[Data records for software interfaces]
■ ■ ■

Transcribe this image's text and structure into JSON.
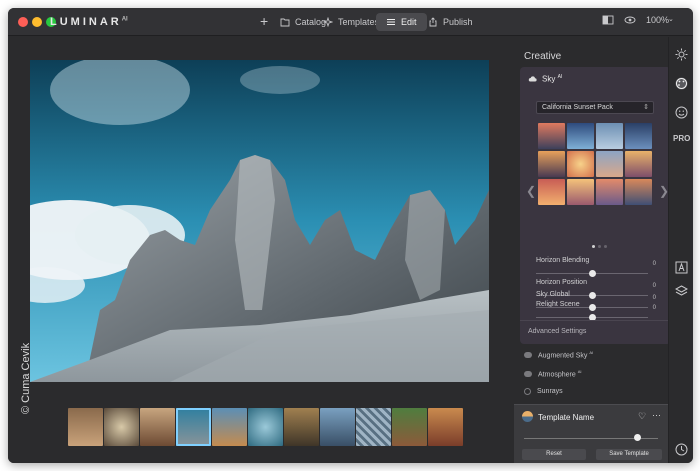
{
  "brand": {
    "name": "LUMINAR",
    "suffix": "AI"
  },
  "nav": {
    "catalog": "Catalog",
    "templates": "Templates",
    "edit": "Edit",
    "publish": "Publish"
  },
  "toolbar": {
    "zoom": "100%"
  },
  "photo": {
    "credit": "© Cuma Cevik"
  },
  "sidebar": {
    "panel_title": "Creative",
    "sky": {
      "title": "Sky",
      "badge": "AI",
      "pack": "California Sunset Pack",
      "sliders": [
        {
          "label": "Horizon Blending",
          "value": "0",
          "fill": 0.5
        },
        {
          "label": "Horizon Position",
          "value": "0",
          "fill": 0.5
        },
        {
          "label": "Relight Scene",
          "value": "0",
          "fill": 0.5
        },
        {
          "label": "Sky Global",
          "value": "0",
          "fill": 0.5
        }
      ],
      "advanced": "Advanced Settings"
    },
    "tools": [
      {
        "label": "Augmented Sky",
        "badge": "AI"
      },
      {
        "label": "Atmosphere",
        "badge": "AI"
      },
      {
        "label": "Sunrays",
        "badge": ""
      }
    ],
    "template": {
      "title": "Template Name",
      "reset": "Reset",
      "save": "Save Template",
      "slider_fill": 0.85
    }
  },
  "rail": {
    "pro_label": "PRO"
  },
  "colors": {
    "accent": "#7fd0ff",
    "panel": "#3a3540",
    "bg": "#2b2b2d"
  }
}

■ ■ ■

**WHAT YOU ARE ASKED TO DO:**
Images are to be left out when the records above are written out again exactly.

**RESPONSE BOX:**
Transcribe this image's text and structure into JSON.
{
  "brand": {
    "name": "LUMINAR",
    "suffix": "AI"
  },
  "nav": {
    "catalog": "Catalog",
    "templates": "Templates",
    "edit": "Edit",
    "publish": "Publish"
  },
  "toolbar": {
    "zoom": "100%"
  },
  "photo": {
    "credit": "© Cuma Cevik"
  },
  "sidebar": {
    "panel_title": "Creative",
    "sky": {
      "title": "Sky",
      "badge": "AI",
      "pack": "California Sunset Pack",
      "sliders": [
        {
          "label": "Horizon Blending",
          "value": "0",
          "fill": 0.5
        },
        {
          "label": "Horizon Position",
          "value": "0",
          "fill": 0.5
        },
        {
          "label": "Relight Scene",
          "value": "0",
          "fill": 0.5
        },
        {
          "label": "Sky Global",
          "value": "0",
          "fill": 0.5
        }
      ],
      "advanced": "Advanced Settings"
    },
    "tools": [
      {
        "label": "Augmented Sky",
        "badge": "AI"
      },
      {
        "label": "Atmosphere",
        "badge": "AI"
      },
      {
        "label": "Sunrays",
        "badge": ""
      }
    ],
    "template": {
      "title": "Template Name",
      "reset": "Reset",
      "save": "Save Template",
      "slider_fill": 0.85
    }
  },
  "rail": {
    "pro_label": "PRO"
  },
  "colors": {
    "accent": "#7fd0ff",
    "panel": "#3a3540",
    "bg": "#2b2b2d"
  }
}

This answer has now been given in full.